 implicit def outputStreamWrapper(out: OutputStream) =
  new PrintWriter(new OutputStreamWriter(out))

 def echo(in: BufferedReader, out: PrintWriter) {
   out.println("Who be ye?")
   out.flush()
   name = in.readLine();
   out.println("Welcome to the Echo Server, " + name)
   out.flush()
   while (true) {
       val line = in.readLine()
       out.println(name + ": " + line)
       out.flush()
  }
 }

 def act() {
  loop {
   receive {
    case Echo(socket) =>
     actor {
      echo(socket.getInputStream(), socket.getOutputStream())
     }
   }
  }
 }

}

// Singleton object for the echo server.
object EchoServer {
 val serverSocket = new ServerSocket(8888)

 def start() {
  while(true) {
   println("Awaiting connection...")
   val clientSocket = serverSocket.accept()
   val player = new Player()
   player.start
   player ! Echo(clientSocket)
   println("Spun off echo handler for player")
  }
 }
}

EchoServer.start

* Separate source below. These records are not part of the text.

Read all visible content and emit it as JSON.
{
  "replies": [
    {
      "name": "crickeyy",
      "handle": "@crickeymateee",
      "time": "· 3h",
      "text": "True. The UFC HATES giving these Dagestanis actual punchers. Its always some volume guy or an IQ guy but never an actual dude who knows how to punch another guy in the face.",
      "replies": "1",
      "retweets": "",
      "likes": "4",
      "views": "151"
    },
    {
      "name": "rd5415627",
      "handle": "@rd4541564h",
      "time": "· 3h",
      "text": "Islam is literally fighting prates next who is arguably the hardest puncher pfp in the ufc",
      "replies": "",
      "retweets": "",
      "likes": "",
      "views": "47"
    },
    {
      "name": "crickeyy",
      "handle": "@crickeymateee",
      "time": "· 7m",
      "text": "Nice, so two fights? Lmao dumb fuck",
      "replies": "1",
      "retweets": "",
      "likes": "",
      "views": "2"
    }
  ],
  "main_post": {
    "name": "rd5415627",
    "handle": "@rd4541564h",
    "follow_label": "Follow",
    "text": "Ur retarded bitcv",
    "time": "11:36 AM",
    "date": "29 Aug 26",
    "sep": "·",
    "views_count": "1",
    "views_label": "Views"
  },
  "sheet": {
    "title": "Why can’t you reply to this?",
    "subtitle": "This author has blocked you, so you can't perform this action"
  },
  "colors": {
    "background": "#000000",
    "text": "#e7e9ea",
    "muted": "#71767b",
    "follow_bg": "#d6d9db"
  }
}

When I run this application by just typing scala EchoServer.scala, it starts up a listener on port 8888. Then I telnet to localhost, port 8888. I am prompted with the text, “Who Be Ye?” to which I reply with my name. From there after, everything is echoed back to me, prefixed by the name I entered at the start of my session. I can fire up as many terminal windows as I like and log in with as many different names as I like. All of these connections have separate instances of the Player actor and that instance has a variable called name. This meets all of my requirements. It didn’t take me that much code, it looks clean, I’m not so attached to this code that I can’t throw it away, and I can support a (virtually) unlimited number of connections and each of those connections gets their own echo server loop.

Looks like I’m well on my way. The next thing I’ll want to do is add some kind of rudimentary command processing so that I can move beyond a simple Echo Server. At this point, I’m pretty pleased with the elegant simplicity of Scala and I think it’ll really start looking amazing once I start writing in-game objects like weapons, rooms, items, and building combat systems – where I get to (hopefully) start making extensive use of Traits and Actors, two of the most appealing aspects of Scala to me.